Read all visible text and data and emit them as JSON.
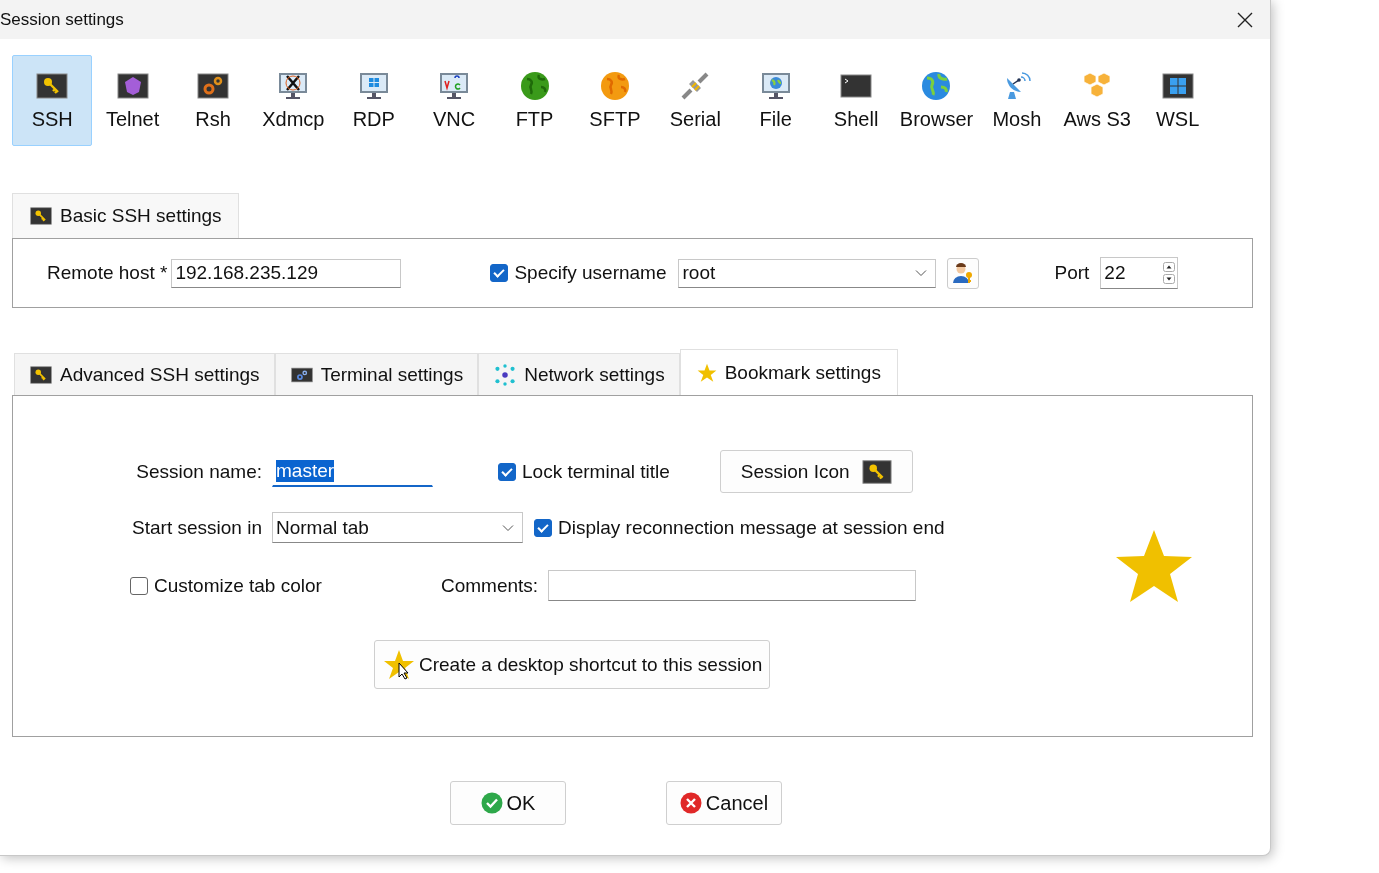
{
  "window": {
    "title": "Session settings"
  },
  "session_types": [
    {
      "label": "SSH",
      "selected": true
    },
    {
      "label": "Telnet",
      "selected": false
    },
    {
      "label": "Rsh",
      "selected": false
    },
    {
      "label": "Xdmcp",
      "selected": false
    },
    {
      "label": "RDP",
      "selected": false
    },
    {
      "label": "VNC",
      "selected": false
    },
    {
      "label": "FTP",
      "selected": false
    },
    {
      "label": "SFTP",
      "selected": false
    },
    {
      "label": "Serial",
      "selected": false
    },
    {
      "label": "File",
      "selected": false
    },
    {
      "label": "Shell",
      "selected": false
    },
    {
      "label": "Browser",
      "selected": false
    },
    {
      "label": "Mosh",
      "selected": false
    },
    {
      "label": "Aws S3",
      "selected": false
    },
    {
      "label": "WSL",
      "selected": false
    }
  ],
  "basic_tab": {
    "label": "Basic SSH settings"
  },
  "basic": {
    "remote_host_label": "Remote host *",
    "remote_host": "192.168.235.129",
    "specify_username": {
      "label": "Specify username",
      "checked": true
    },
    "username": "root",
    "port_label": "Port",
    "port": "22"
  },
  "tabs": [
    {
      "label": "Advanced SSH settings",
      "selected": false
    },
    {
      "label": "Terminal settings",
      "selected": false
    },
    {
      "label": "Network settings",
      "selected": false
    },
    {
      "label": "Bookmark settings",
      "selected": true
    }
  ],
  "bookmark": {
    "session_name_label": "Session name:",
    "session_name": "master",
    "lock_title": {
      "label": "Lock terminal title",
      "checked": true
    },
    "session_icon_button": "Session Icon",
    "start_session_label": "Start session in",
    "start_session": "Normal tab",
    "display_reconnect": {
      "label": "Display reconnection message at session end",
      "checked": true
    },
    "customize_tab_color": {
      "label": "Customize tab color",
      "checked": false
    },
    "comments_label": "Comments:",
    "shortcut_button": "Create a desktop shortcut to this session"
  },
  "buttons": [
    {
      "label": "OK",
      "kind": "ok"
    },
    {
      "label": "Cancel",
      "kind": "cancel"
    }
  ]
}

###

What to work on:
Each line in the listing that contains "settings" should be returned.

Written solution:
    "title": "Session settings"
    "label": "Basic SSH settings"
      "label": "Advanced SSH settings",
      "label": "Terminal settings",
      "label": "Network settings",
      "label": "Bookmark settings",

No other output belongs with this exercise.